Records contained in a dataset
-=-=-

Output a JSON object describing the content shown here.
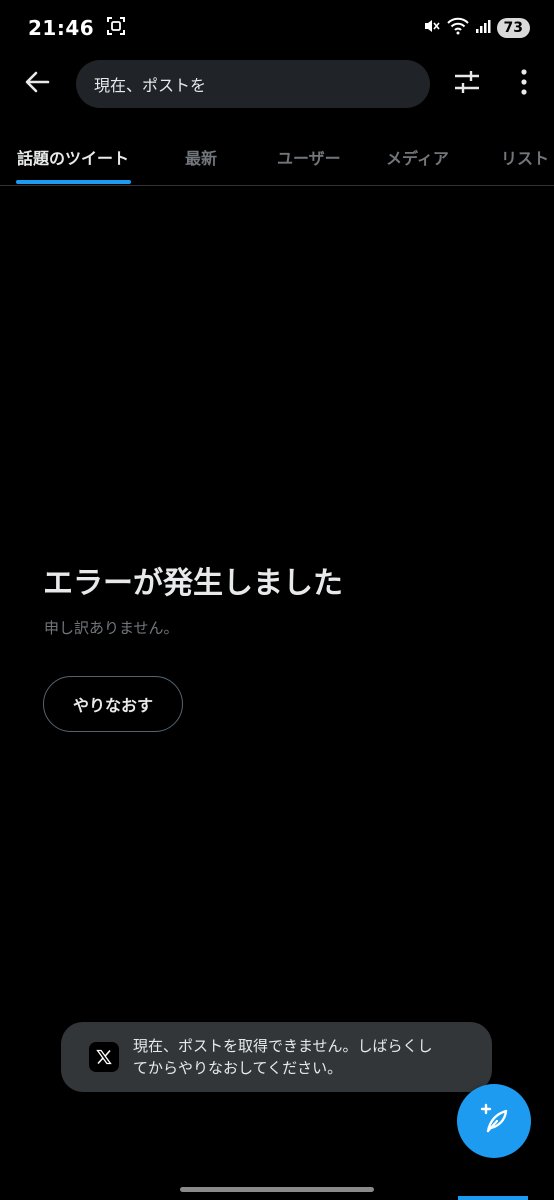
{
  "status_bar": {
    "time": "21:46",
    "battery": "73",
    "icons": [
      "screenshot-icon",
      "mute-icon",
      "wifi-icon",
      "signal-icon"
    ]
  },
  "top_bar": {
    "search_value": "現在、ポストを",
    "icons": [
      "back-arrow-icon",
      "filter-sliders-icon",
      "more-vertical-icon"
    ]
  },
  "tabs": [
    {
      "label": "話題のツイート",
      "active": true
    },
    {
      "label": "最新",
      "active": false
    },
    {
      "label": "ユーザー",
      "active": false
    },
    {
      "label": "メディア",
      "active": false
    },
    {
      "label": "リスト",
      "active": false
    }
  ],
  "error": {
    "title": "エラーが発生しました",
    "subtitle": "申し訳ありません。",
    "retry_label": "やりなおす"
  },
  "toast": {
    "line1": "現在、ポストを取得できません。しばらくし",
    "line2": "てからやりなおしてください。",
    "icon": "x-logo-icon"
  },
  "fab": {
    "icon": "compose-feather-icon"
  },
  "colors": {
    "accent": "#1d9bf0",
    "background": "#000000",
    "text_primary": "#e7e9ea",
    "text_secondary": "#71767b",
    "search_bg": "#202327",
    "toast_bg": "#333639"
  }
}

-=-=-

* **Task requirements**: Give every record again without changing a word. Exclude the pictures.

* **Result**:
Output a JSON object describing the content shown here.
{
  "status_bar": {
    "time": "21:46",
    "battery": "73",
    "icons": [
      "screenshot-icon",
      "mute-icon",
      "wifi-icon",
      "signal-icon"
    ]
  },
  "top_bar": {
    "search_value": "現在、ポストを",
    "icons": [
      "back-arrow-icon",
      "filter-sliders-icon",
      "more-vertical-icon"
    ]
  },
  "tabs": [
    {
      "label": "話題のツイート",
      "active": true
    },
    {
      "label": "最新",
      "active": false
    },
    {
      "label": "ユーザー",
      "active": false
    },
    {
      "label": "メディア",
      "active": false
    },
    {
      "label": "リスト",
      "active": false
    }
  ],
  "error": {
    "title": "エラーが発生しました",
    "subtitle": "申し訳ありません。",
    "retry_label": "やりなおす"
  },
  "toast": {
    "line1": "現在、ポストを取得できません。しばらくし",
    "line2": "てからやりなおしてください。",
    "icon": "x-logo-icon"
  },
  "fab": {
    "icon": "compose-feather-icon"
  },
  "colors": {
    "accent": "#1d9bf0",
    "background": "#000000",
    "text_primary": "#e7e9ea",
    "text_secondary": "#71767b",
    "search_bg": "#202327",
    "toast_bg": "#333639"
  }
}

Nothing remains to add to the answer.